A record number of small business owners reported unfilled job openings in May, reflecting the lingering impact of the COVID-19 pandemic’s disruption to the labor market.
According to the National Federation of Independent Business, 48% of small business owners said they could not fill job openings last month, up from 44% in April.
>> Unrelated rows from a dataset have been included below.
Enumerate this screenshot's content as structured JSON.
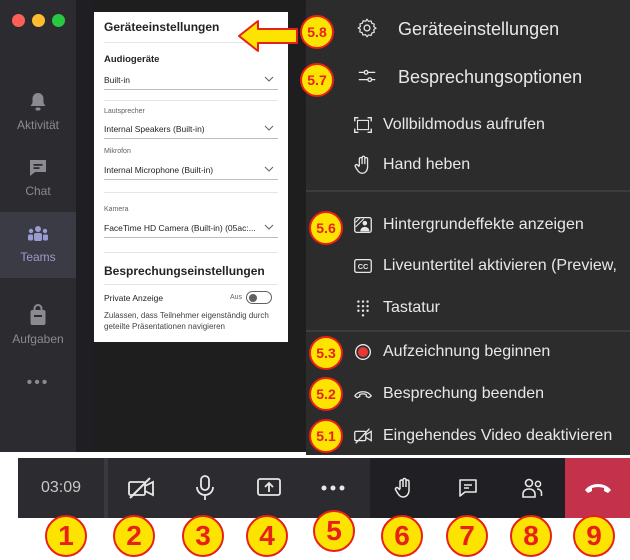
{
  "sidebar": {
    "items": [
      {
        "label": "Aktivität",
        "icon": "bell-icon"
      },
      {
        "label": "Chat",
        "icon": "chat-icon"
      },
      {
        "label": "Teams",
        "icon": "teams-icon"
      },
      {
        "label": "Aufgaben",
        "icon": "tasks-icon"
      }
    ],
    "more": "•••"
  },
  "settings": {
    "title": "Geräteeinstellungen",
    "audio_heading": "Audiogeräte",
    "audio_value": "Built-in",
    "speaker_label": "Lautsprecher",
    "speaker_value": "Internal Speakers (Built-in)",
    "mic_label": "Mikrofon",
    "mic_value": "Internal Microphone (Built-in)",
    "camera_label": "Kamera",
    "camera_value": "FaceTime HD Camera (Built-in) (05ac:...",
    "meeting_heading": "Besprechungseinstellungen",
    "private_label": "Private Anzeige",
    "private_state": "Aus",
    "private_desc": "Zulassen, dass Teilnehmer eigenständig durch geteilte Präsentationen navigieren"
  },
  "menu": {
    "items": [
      {
        "label": "Geräteeinstellungen",
        "icon": "gear-icon",
        "badge": "5.8"
      },
      {
        "label": "Besprechungsoptionen",
        "icon": "sliders-icon",
        "badge": "5.7"
      },
      {
        "label": "Vollbildmodus aufrufen",
        "icon": "fullscreen-icon"
      },
      {
        "label": "Hand heben",
        "icon": "hand-icon"
      },
      {
        "label": "Hintergrundeffekte anzeigen",
        "icon": "background-effects-icon",
        "badge": "5.6"
      },
      {
        "label": "Liveuntertitel aktivieren (Preview,",
        "icon": "captions-icon"
      },
      {
        "label": "Tastatur",
        "icon": "keypad-icon"
      },
      {
        "label": "Aufzeichnung beginnen",
        "icon": "record-icon",
        "badge": "5.3"
      },
      {
        "label": "Besprechung beenden",
        "icon": "end-call-icon",
        "badge": "5.2"
      },
      {
        "label": "Eingehendes Video deaktivieren",
        "icon": "video-off-icon",
        "badge": "5.1"
      }
    ]
  },
  "controlbar": {
    "timer": "03:09",
    "buttons": [
      {
        "name": "camera-off",
        "badge": "2"
      },
      {
        "name": "microphone",
        "badge": "3"
      },
      {
        "name": "share-screen",
        "badge": "4"
      },
      {
        "name": "more-actions",
        "badge": "5"
      },
      {
        "name": "raise-hand",
        "badge": "6"
      },
      {
        "name": "chat",
        "badge": "7"
      },
      {
        "name": "participants",
        "badge": "8"
      },
      {
        "name": "hang-up",
        "badge": "9"
      }
    ],
    "timer_badge": "1"
  },
  "colors": {
    "rail": "#2b2b30",
    "menu": "#2d2c2c",
    "hangup": "#c4314b",
    "badge_fill": "#fde300",
    "badge_stroke": "#e8201a",
    "accent": "#9a9ccf"
  }
}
It was the fourth consecutive month of record-high readings for unfilled job openings.
The report also showed that finding qualified employees remains a problem, with 93% of owners hiring or trying to hire reporting few or no “qualified” applications for the positions they were trying to fill in May.
“Small business owners are struggling at record levels trying to get workers back in open positions,” NFIB Chief Economist Bill Dunkelberg said in a news release.
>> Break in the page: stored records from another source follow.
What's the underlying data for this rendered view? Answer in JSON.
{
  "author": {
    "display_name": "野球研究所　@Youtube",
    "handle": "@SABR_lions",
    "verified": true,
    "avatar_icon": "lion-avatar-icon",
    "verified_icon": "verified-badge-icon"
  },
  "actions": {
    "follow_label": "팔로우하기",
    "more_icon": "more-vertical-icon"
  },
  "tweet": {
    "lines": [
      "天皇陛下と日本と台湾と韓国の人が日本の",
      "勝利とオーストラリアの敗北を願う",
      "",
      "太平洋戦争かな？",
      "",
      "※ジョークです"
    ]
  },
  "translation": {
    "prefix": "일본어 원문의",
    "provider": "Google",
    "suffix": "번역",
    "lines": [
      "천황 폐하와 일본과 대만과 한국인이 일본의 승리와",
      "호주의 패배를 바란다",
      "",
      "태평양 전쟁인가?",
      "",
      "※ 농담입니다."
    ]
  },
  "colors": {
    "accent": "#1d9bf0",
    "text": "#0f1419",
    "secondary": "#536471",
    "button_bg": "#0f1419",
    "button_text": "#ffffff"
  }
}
Economists have been warning that it is premature to be concerned about a labor shortage, predicting that higher wages — combined with the reopening of schools and the end of extra jobless benefits — will eventually draw people back into the workforce.
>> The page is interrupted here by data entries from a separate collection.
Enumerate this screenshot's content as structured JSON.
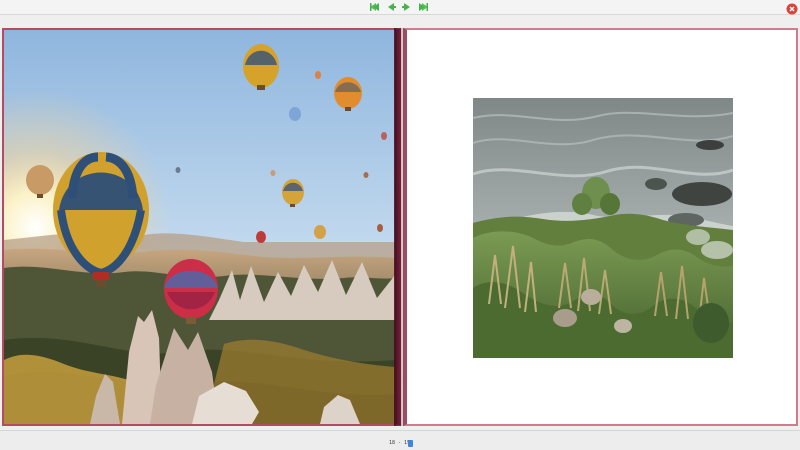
{
  "viewer": {
    "page_indicator": "18 - 19",
    "icons": {
      "first": "first-page-icon",
      "prev": "previous-page-icon",
      "next": "next-page-icon",
      "last": "last-page-icon",
      "close": "close-icon",
      "page_indicator_badge": "bookmark-icon"
    },
    "colors": {
      "accent_green": "#45b449",
      "close_red": "#d9453d",
      "border_pink": "#b34b63"
    }
  }
}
“The market mechanism to clear this labor supply-and-demand imbalance is higher real wages,” Scott Anderson, chief economist of Bank of the West, told MarketWatch. “This would provide more incentive for folks who have exited the labor force to come back in, and for others to switch jobs to sectors where qualified labor is in short supply.”
The number of Americans filing new claims for unemployment benefits fell below 400,000 last week for the first time since the COVID-19 pandemic began more than a year ago.
In addition, the ADP National Employment Report showed that private payrolls increased by 978,000 jobs in May, the largest increase since June 2020.
Small business owners “are offering higher wages to try to remedy the labor shortage problem,” Dunkelberg said.
Forty percent of small businesses surveyed by the NFIB currently have job openings for skilled workers and 27% have openings for unskilled labor, up 3 percentage points and 7 percentage points, respectively.